### Problem to solve
Look below for the line with "Serialize everything readable", then give it again exactly, along with every line that comes after it, the final line included.

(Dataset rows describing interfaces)
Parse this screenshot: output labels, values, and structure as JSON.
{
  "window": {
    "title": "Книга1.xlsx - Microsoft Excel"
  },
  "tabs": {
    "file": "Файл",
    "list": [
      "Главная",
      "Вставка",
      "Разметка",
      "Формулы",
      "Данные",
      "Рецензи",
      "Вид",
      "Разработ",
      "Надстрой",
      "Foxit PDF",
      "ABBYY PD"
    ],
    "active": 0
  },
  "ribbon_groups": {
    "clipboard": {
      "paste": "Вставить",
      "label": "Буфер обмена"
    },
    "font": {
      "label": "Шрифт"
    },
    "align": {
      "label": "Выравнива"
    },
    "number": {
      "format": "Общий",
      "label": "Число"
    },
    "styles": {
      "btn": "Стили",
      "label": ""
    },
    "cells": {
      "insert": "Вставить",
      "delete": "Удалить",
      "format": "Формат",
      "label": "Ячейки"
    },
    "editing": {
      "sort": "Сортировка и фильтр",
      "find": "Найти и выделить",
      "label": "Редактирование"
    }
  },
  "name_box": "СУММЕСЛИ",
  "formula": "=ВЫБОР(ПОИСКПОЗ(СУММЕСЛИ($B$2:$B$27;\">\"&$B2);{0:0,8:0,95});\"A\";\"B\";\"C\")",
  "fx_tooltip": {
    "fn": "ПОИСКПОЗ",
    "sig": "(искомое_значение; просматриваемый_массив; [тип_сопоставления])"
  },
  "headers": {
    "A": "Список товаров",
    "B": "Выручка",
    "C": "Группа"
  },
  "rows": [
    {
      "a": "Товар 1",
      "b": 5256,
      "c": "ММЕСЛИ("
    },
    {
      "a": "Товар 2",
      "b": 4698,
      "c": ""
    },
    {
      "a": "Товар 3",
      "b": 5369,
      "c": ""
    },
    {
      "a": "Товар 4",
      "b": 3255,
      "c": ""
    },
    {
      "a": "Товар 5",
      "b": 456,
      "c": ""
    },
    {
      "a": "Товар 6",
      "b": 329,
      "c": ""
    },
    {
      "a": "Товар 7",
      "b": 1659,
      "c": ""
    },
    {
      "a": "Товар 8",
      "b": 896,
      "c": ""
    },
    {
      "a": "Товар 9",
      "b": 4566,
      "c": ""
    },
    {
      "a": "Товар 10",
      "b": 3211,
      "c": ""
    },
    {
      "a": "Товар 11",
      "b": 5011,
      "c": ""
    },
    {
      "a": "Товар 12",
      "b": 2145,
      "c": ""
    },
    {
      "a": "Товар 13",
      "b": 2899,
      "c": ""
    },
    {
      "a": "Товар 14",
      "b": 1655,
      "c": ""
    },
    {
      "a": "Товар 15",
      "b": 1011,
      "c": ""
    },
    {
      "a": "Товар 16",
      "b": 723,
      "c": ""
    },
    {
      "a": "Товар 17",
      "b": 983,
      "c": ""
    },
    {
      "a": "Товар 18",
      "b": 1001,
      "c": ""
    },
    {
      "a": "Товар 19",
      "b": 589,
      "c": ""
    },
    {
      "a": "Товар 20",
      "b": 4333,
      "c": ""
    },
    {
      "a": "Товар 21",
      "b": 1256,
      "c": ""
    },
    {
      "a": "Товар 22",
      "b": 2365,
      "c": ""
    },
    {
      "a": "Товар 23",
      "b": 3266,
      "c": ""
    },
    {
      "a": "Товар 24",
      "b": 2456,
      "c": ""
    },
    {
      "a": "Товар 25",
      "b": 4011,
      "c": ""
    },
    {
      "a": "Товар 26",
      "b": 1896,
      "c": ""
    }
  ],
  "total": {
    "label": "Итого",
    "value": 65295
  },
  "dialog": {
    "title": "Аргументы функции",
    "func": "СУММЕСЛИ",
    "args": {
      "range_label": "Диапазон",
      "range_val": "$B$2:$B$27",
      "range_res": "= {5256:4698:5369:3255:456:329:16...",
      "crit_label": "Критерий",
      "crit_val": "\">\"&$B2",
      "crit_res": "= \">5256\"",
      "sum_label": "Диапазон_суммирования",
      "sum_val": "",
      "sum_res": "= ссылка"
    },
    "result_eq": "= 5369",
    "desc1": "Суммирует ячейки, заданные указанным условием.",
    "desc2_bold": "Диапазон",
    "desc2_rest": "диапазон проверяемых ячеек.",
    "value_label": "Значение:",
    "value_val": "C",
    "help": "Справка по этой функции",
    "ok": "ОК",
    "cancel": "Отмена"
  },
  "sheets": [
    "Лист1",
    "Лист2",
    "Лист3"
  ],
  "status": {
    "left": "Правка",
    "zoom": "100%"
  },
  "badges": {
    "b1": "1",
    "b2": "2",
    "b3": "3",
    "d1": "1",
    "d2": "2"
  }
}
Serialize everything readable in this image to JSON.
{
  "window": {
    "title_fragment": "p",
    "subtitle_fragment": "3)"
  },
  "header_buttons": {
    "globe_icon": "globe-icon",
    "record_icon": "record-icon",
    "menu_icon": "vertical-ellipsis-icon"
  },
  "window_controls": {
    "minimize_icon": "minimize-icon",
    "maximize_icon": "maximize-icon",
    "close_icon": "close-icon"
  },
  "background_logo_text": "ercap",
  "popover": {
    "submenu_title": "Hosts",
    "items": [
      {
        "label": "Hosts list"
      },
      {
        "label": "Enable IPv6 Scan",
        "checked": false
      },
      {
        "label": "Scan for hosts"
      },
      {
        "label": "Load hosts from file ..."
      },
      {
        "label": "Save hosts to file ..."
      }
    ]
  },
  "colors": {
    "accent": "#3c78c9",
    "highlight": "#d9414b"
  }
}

### Solution for this problem
Serialize everything readable in this image to JSON.
{
  "window": {
    "title_fragment": "p",
    "subtitle_fragment": "3)"
  },
  "header_buttons": {
    "globe_icon": "globe-icon",
    "record_icon": "record-icon",
    "menu_icon": "vertical-ellipsis-icon"
  },
  "window_controls": {
    "minimize_icon": "minimize-icon",
    "maximize_icon": "maximize-icon",
    "close_icon": "close-icon"
  },
  "background_logo_text": "ercap",
  "popover": {
    "submenu_title": "Hosts",
    "items": [
      {
        "label": "Hosts list"
      },
      {
        "label": "Enable IPv6 Scan",
        "checked": false
      },
      {
        "label": "Scan for hosts"
      },
      {
        "label": "Load hosts from file ..."
      },
      {
        "label": "Save hosts to file ..."
      }
    ]
  },
  "colors": {
    "accent": "#3c78c9",
    "highlight": "#d9414b"
  }
}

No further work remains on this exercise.